WORK TO COMPLETE: Show each line of the listing in which the word "object" occurs.

# # # #

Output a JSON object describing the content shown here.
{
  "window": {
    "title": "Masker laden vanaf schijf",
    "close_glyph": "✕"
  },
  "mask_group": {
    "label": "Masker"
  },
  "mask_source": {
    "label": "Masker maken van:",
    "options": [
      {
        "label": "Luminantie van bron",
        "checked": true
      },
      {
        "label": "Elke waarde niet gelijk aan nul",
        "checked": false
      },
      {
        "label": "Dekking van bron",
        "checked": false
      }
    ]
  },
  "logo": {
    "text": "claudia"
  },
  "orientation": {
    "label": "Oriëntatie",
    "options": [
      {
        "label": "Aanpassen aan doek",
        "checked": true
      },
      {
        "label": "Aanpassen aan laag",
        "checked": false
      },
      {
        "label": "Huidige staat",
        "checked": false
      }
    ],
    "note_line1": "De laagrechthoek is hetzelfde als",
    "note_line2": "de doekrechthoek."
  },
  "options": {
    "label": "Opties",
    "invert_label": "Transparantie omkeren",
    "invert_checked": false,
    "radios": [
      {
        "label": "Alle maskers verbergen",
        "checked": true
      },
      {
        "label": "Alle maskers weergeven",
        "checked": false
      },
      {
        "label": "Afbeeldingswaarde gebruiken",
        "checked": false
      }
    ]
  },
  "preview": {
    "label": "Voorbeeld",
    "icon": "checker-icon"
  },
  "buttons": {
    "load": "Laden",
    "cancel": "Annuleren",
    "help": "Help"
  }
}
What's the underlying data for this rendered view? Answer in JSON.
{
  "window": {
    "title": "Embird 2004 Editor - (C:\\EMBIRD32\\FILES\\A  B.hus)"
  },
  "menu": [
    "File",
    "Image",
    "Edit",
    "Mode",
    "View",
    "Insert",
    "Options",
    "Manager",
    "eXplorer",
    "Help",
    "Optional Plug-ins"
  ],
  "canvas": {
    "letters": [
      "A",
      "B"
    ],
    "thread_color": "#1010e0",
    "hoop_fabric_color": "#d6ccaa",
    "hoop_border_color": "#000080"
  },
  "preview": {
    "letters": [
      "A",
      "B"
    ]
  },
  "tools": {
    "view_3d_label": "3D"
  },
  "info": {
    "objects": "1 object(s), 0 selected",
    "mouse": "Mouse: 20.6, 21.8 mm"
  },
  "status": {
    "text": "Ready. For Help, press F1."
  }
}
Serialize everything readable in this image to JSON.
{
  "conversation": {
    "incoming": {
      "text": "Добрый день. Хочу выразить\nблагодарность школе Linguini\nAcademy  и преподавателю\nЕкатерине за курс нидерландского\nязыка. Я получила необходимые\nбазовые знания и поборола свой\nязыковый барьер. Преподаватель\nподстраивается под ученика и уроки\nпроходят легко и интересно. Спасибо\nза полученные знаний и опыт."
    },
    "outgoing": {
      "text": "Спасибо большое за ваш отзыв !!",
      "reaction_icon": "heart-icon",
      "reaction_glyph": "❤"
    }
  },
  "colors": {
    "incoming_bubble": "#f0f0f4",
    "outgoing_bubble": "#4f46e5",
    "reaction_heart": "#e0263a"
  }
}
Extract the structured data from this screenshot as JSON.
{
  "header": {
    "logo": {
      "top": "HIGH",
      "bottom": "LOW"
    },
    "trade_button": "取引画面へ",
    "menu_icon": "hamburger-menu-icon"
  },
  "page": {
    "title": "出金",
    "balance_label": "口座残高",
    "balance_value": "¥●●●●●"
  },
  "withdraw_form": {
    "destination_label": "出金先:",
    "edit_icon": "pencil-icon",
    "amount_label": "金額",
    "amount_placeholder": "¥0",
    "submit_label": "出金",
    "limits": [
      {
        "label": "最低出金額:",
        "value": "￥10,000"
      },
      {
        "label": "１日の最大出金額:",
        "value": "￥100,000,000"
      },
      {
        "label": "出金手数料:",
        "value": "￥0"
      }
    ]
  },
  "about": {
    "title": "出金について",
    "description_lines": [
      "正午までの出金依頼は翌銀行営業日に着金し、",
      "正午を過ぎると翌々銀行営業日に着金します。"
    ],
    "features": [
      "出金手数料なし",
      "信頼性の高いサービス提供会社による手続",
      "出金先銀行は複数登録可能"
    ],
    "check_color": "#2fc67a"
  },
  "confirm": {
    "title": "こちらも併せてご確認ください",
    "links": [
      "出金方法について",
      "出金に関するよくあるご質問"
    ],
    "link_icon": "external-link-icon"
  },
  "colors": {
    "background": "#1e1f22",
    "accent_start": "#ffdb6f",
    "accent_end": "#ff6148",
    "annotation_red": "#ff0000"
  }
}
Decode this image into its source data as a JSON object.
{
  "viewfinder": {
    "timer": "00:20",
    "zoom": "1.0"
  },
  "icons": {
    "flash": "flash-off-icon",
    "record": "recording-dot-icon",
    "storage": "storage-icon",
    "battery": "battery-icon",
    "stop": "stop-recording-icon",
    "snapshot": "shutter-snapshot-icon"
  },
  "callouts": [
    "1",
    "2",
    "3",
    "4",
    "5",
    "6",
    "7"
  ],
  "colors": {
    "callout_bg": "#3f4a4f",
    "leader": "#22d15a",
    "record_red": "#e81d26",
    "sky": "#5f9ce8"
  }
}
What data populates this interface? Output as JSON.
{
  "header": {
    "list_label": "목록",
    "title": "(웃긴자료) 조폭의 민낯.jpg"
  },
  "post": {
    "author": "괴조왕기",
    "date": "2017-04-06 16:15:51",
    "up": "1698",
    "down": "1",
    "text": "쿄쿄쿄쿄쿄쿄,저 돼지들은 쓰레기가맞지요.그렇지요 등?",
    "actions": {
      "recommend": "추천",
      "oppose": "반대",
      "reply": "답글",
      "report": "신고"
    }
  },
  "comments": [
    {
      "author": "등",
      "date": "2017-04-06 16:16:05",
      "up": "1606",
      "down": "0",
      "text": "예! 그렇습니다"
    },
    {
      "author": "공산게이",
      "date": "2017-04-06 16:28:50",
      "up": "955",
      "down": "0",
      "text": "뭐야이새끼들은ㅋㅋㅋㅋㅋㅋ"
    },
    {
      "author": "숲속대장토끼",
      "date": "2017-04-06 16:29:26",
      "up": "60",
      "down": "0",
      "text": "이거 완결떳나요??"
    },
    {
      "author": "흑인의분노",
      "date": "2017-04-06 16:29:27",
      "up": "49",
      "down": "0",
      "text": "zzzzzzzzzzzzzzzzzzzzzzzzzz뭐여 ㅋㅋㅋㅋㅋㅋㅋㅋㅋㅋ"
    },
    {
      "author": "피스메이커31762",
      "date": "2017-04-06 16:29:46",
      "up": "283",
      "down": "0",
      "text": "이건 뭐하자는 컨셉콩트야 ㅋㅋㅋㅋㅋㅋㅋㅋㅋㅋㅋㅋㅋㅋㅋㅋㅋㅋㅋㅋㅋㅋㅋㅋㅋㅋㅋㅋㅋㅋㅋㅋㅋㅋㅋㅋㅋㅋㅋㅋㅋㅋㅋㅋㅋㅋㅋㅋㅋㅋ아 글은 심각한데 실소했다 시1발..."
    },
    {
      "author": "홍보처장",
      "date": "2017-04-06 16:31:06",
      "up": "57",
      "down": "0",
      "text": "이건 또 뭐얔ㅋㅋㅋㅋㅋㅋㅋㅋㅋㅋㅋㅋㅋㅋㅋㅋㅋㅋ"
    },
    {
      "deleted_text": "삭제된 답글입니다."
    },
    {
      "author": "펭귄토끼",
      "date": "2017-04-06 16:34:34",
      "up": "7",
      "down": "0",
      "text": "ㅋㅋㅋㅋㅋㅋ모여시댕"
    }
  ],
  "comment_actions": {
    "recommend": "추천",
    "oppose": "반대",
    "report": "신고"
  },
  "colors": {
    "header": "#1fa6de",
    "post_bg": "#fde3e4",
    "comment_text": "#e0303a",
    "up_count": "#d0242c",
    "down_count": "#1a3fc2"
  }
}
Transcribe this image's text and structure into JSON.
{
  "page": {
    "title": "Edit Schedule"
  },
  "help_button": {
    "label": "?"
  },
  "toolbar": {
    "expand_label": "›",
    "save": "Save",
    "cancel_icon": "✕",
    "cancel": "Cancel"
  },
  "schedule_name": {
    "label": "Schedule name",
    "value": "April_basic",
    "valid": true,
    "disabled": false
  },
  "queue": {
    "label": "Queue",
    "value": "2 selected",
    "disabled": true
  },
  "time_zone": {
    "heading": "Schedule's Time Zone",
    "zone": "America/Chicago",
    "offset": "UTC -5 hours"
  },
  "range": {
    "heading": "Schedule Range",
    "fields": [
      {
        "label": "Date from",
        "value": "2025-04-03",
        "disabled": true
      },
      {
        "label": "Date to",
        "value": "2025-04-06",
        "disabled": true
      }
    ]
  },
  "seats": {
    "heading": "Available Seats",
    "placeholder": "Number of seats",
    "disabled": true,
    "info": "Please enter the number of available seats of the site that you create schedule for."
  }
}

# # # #

RESULT OF THE TASK:
Output a JSON object describing the content shown here.
    "objects": "1 object(s), 0 selected",
Decode this image into its source data as a JSON object.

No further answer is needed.